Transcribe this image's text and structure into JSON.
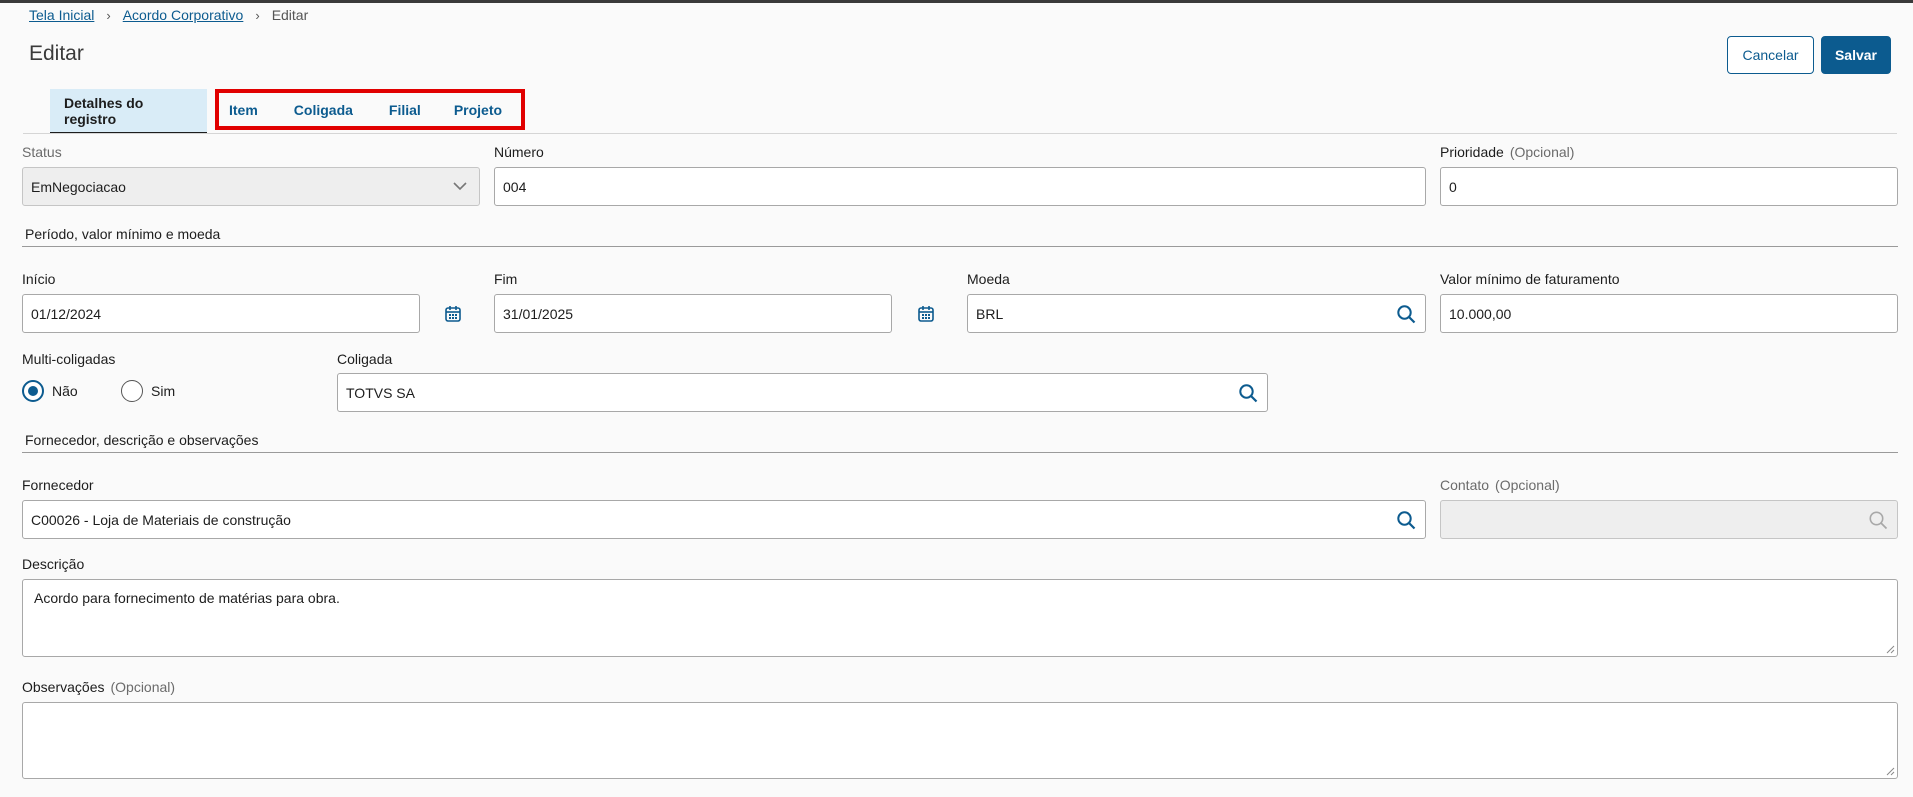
{
  "breadcrumb": {
    "home": "Tela Inicial",
    "parent": "Acordo Corporativo",
    "current": "Editar"
  },
  "page": {
    "title": "Editar"
  },
  "actions": {
    "cancel": "Cancelar",
    "save": "Salvar"
  },
  "tabs": [
    {
      "label": "Detalhes do registro",
      "active": true
    },
    {
      "label": "Item"
    },
    {
      "label": "Coligada"
    },
    {
      "label": "Filial"
    },
    {
      "label": "Projeto"
    }
  ],
  "fields": {
    "status": {
      "label": "Status",
      "value": "EmNegociacao"
    },
    "numero": {
      "label": "Número",
      "value": "004"
    },
    "prioridade": {
      "label": "Prioridade",
      "optional": "(Opcional)",
      "value": "0"
    },
    "inicio": {
      "label": "Início",
      "value": "01/12/2024"
    },
    "fim": {
      "label": "Fim",
      "value": "31/01/2025"
    },
    "moeda": {
      "label": "Moeda",
      "value": "BRL"
    },
    "valor_minimo": {
      "label": "Valor mínimo de faturamento",
      "value": "10.000,00"
    },
    "multi_coligadas": {
      "label": "Multi-coligadas",
      "options": [
        "Não",
        "Sim"
      ],
      "selected": "Não"
    },
    "coligada": {
      "label": "Coligada",
      "value": "TOTVS SA"
    },
    "fornecedor": {
      "label": "Fornecedor",
      "value": "C00026 - Loja de Materiais de construção"
    },
    "contato": {
      "label": "Contato",
      "optional": "(Opcional)",
      "value": ""
    },
    "descricao": {
      "label": "Descrição",
      "value": "Acordo para fornecimento de matérias para obra."
    },
    "observacoes": {
      "label": "Observações",
      "optional": "(Opcional)",
      "value": ""
    }
  },
  "sections": {
    "periodo": "Período, valor mínimo e moeda",
    "fornecedor": "Fornecedor, descrição e observações"
  },
  "colors": {
    "primary": "#0c5b8f",
    "active_tab_bg": "#d9ecf7",
    "highlight": "#e10000"
  },
  "icons": [
    "chevron-right-icon",
    "chevron-down-icon",
    "calendar-icon",
    "search-icon"
  ]
}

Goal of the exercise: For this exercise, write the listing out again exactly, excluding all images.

Answer box:
Transcribe this image's text and structure into JSON.
{
  "breadcrumb": {
    "home": "Tela Inicial",
    "parent": "Acordo Corporativo",
    "current": "Editar"
  },
  "page": {
    "title": "Editar"
  },
  "actions": {
    "cancel": "Cancelar",
    "save": "Salvar"
  },
  "tabs": [
    {
      "label": "Detalhes do registro",
      "active": true
    },
    {
      "label": "Item"
    },
    {
      "label": "Coligada"
    },
    {
      "label": "Filial"
    },
    {
      "label": "Projeto"
    }
  ],
  "fields": {
    "status": {
      "label": "Status",
      "value": "EmNegociacao"
    },
    "numero": {
      "label": "Número",
      "value": "004"
    },
    "prioridade": {
      "label": "Prioridade",
      "optional": "(Opcional)",
      "value": "0"
    },
    "inicio": {
      "label": "Início",
      "value": "01/12/2024"
    },
    "fim": {
      "label": "Fim",
      "value": "31/01/2025"
    },
    "moeda": {
      "label": "Moeda",
      "value": "BRL"
    },
    "valor_minimo": {
      "label": "Valor mínimo de faturamento",
      "value": "10.000,00"
    },
    "multi_coligadas": {
      "label": "Multi-coligadas",
      "options": [
        "Não",
        "Sim"
      ],
      "selected": "Não"
    },
    "coligada": {
      "label": "Coligada",
      "value": "TOTVS SA"
    },
    "fornecedor": {
      "label": "Fornecedor",
      "value": "C00026 - Loja de Materiais de construção"
    },
    "contato": {
      "label": "Contato",
      "optional": "(Opcional)",
      "value": ""
    },
    "descricao": {
      "label": "Descrição",
      "value": "Acordo para fornecimento de matérias para obra."
    },
    "observacoes": {
      "label": "Observações",
      "optional": "(Opcional)",
      "value": ""
    }
  },
  "sections": {
    "periodo": "Período, valor mínimo e moeda",
    "fornecedor": "Fornecedor, descrição e observações"
  },
  "colors": {
    "primary": "#0c5b8f",
    "active_tab_bg": "#d9ecf7",
    "highlight": "#e10000"
  },
  "icons": [
    "chevron-right-icon",
    "chevron-down-icon",
    "calendar-icon",
    "search-icon"
  ]
}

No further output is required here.